person wearing blue nitrile gloves and touching dental tools

Powdered vs. Powder-Free Gloves

Many of our styles of gloves come in lightly powdered or powder-free styles. On December 19th, 2016 the FDA banned the use of powdered medical/exam grade gloves due to concerns about patient sensitivity or allergies to powdered gloves, so all of GloveNation’s medical/exam gloves are powder-free. But what is the difference between the two styles?

Powdered Gloves

Powdered gloves have cornstarch added which makes them easier to put on, especially in busy locations, and can prevent gloves from sticking together. When powdered gloves are worn for a long period of time the powder can cling to user’s skin and cause sensitivities or allergies. Cornstarch powder may also contribute to latex allergies or sensitivity.

In food service locations, there have also been concerns raised about powder from powdered gloves sticking to hands, clothing, or surfaces after removal and causing contamination.

It is important to note that powdered gloves are not generally an allergy concern with nitrile or vinyl gloves.

Powder-Free Gloves

Powder-free gloves undergo a process known as chlorination that helps make latex gloves less form fitting so that powder is not needed for easy donning and removal. During the process, gloves are treated with a chlorine solution, rinsed with water, and dried to remove most of the powdered residue and latex proteins.

The downside of the process is that powder-free gloves can be harder to remove quickly and may decrease the firmness of the glove’s grip. Powder-free gloves are also more expensive than powdered gloves due to the extra effort involved in the chlorination process.

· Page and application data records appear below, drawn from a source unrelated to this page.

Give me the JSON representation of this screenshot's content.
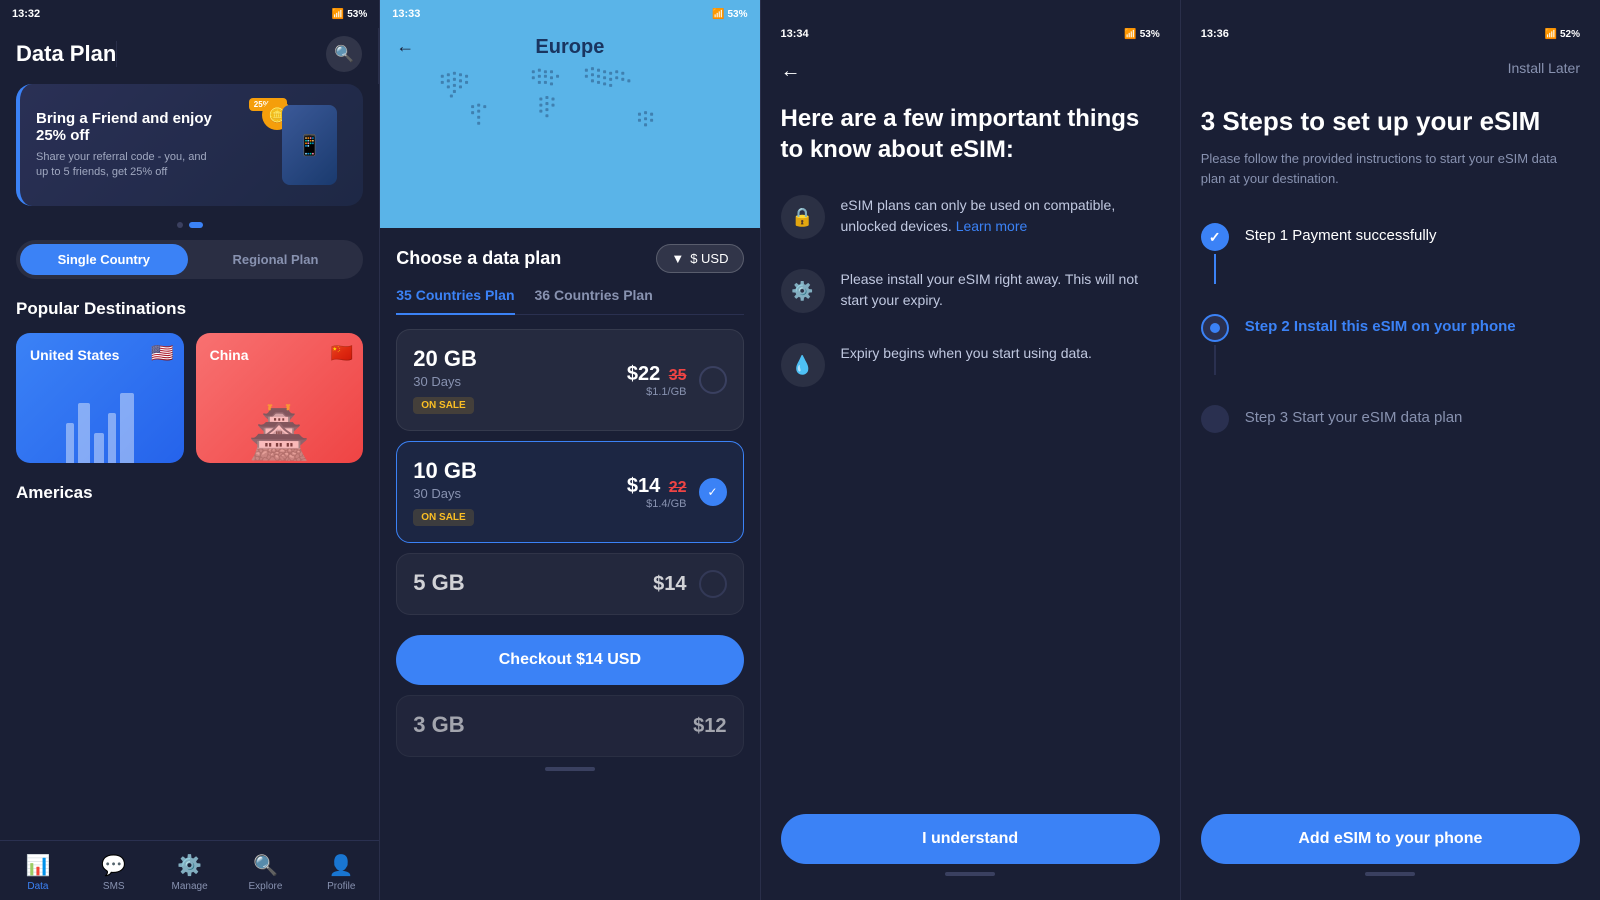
{
  "screen1": {
    "status_time": "13:32",
    "status_battery": "53%",
    "title": "Data Plan",
    "promo": {
      "title": "Bring a Friend and enjoy 25% off",
      "description": "Share your referral code - you, and up to 5 friends, get 25% off",
      "badge": "25% off"
    },
    "tabs": {
      "single": "Single Country",
      "regional": "Regional Plan"
    },
    "popular_heading": "Popular Destinations",
    "destinations": [
      {
        "name": "United States",
        "flag": "🇺🇸",
        "color": "us"
      },
      {
        "name": "China",
        "flag": "🇨🇳",
        "color": "cn"
      }
    ],
    "americas_heading": "Americas",
    "nav": [
      {
        "label": "Data",
        "icon": "📊",
        "active": true
      },
      {
        "label": "SMS",
        "icon": "💬",
        "active": false
      },
      {
        "label": "Manage",
        "icon": "⚙️",
        "active": false
      },
      {
        "label": "Explore",
        "icon": "🔍",
        "active": false
      },
      {
        "label": "Profile",
        "icon": "👤",
        "active": false
      }
    ]
  },
  "screen2": {
    "status_time": "13:33",
    "status_battery": "53%",
    "region_title": "Europe",
    "plan_section_title": "Choose a data plan",
    "currency_label": "$ USD",
    "tabs": [
      {
        "label": "35 Countries Plan",
        "active": true
      },
      {
        "label": "36 Countries Plan",
        "active": false
      }
    ],
    "plans": [
      {
        "gb": "20 GB",
        "days": "30 Days",
        "price_new": "$22",
        "price_old": "35",
        "per_gb": "$1.1/GB",
        "on_sale": true,
        "selected": false
      },
      {
        "gb": "10 GB",
        "days": "30 Days",
        "price_new": "$14",
        "price_old": "22",
        "per_gb": "$1.4/GB",
        "on_sale": true,
        "selected": true
      },
      {
        "gb": "5 GB",
        "days": "",
        "price_new": "$14",
        "price_old": "",
        "per_gb": "",
        "on_sale": false,
        "selected": false
      },
      {
        "gb": "3 GB",
        "days": "",
        "price_new": "$12",
        "price_old": "",
        "per_gb": "",
        "on_sale": false,
        "selected": false
      }
    ],
    "checkout_label": "Checkout $14 USD",
    "on_sale_text": "ON SALE"
  },
  "screen3": {
    "status_time": "13:34",
    "status_battery": "53%",
    "heading": "Here are a few important things to know about eSIM:",
    "info_items": [
      {
        "icon": "🔒",
        "text": "eSIM plans can only be used on compatible, unlocked devices.",
        "link_text": "Learn more"
      },
      {
        "icon": "⚙️",
        "text": "Please install your eSIM right away. This will not start your expiry."
      },
      {
        "icon": "💧",
        "text": "Expiry begins when you start using data."
      }
    ],
    "button_label": "I understand"
  },
  "screen4": {
    "status_time": "13:36",
    "status_battery": "52%",
    "install_later": "Install Later",
    "heading": "3 Steps to set up your eSIM",
    "description": "Please follow the provided instructions to start your eSIM data plan at your destination.",
    "steps": [
      {
        "label": "Step 1 Payment successfully",
        "state": "done"
      },
      {
        "label": "Step 2 Install this eSIM on your phone",
        "state": "current"
      },
      {
        "label": "Step 3 Start your eSIM data plan",
        "state": "pending"
      }
    ],
    "button_label": "Add eSIM to your phone"
  }
}
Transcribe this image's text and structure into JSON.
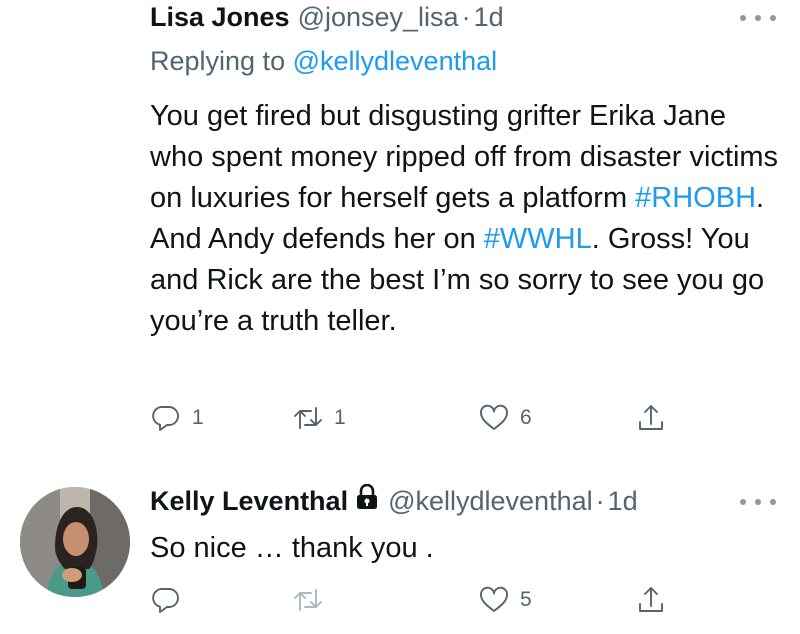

Stock up on lightly powdered or powder-free gloves with GloveNation.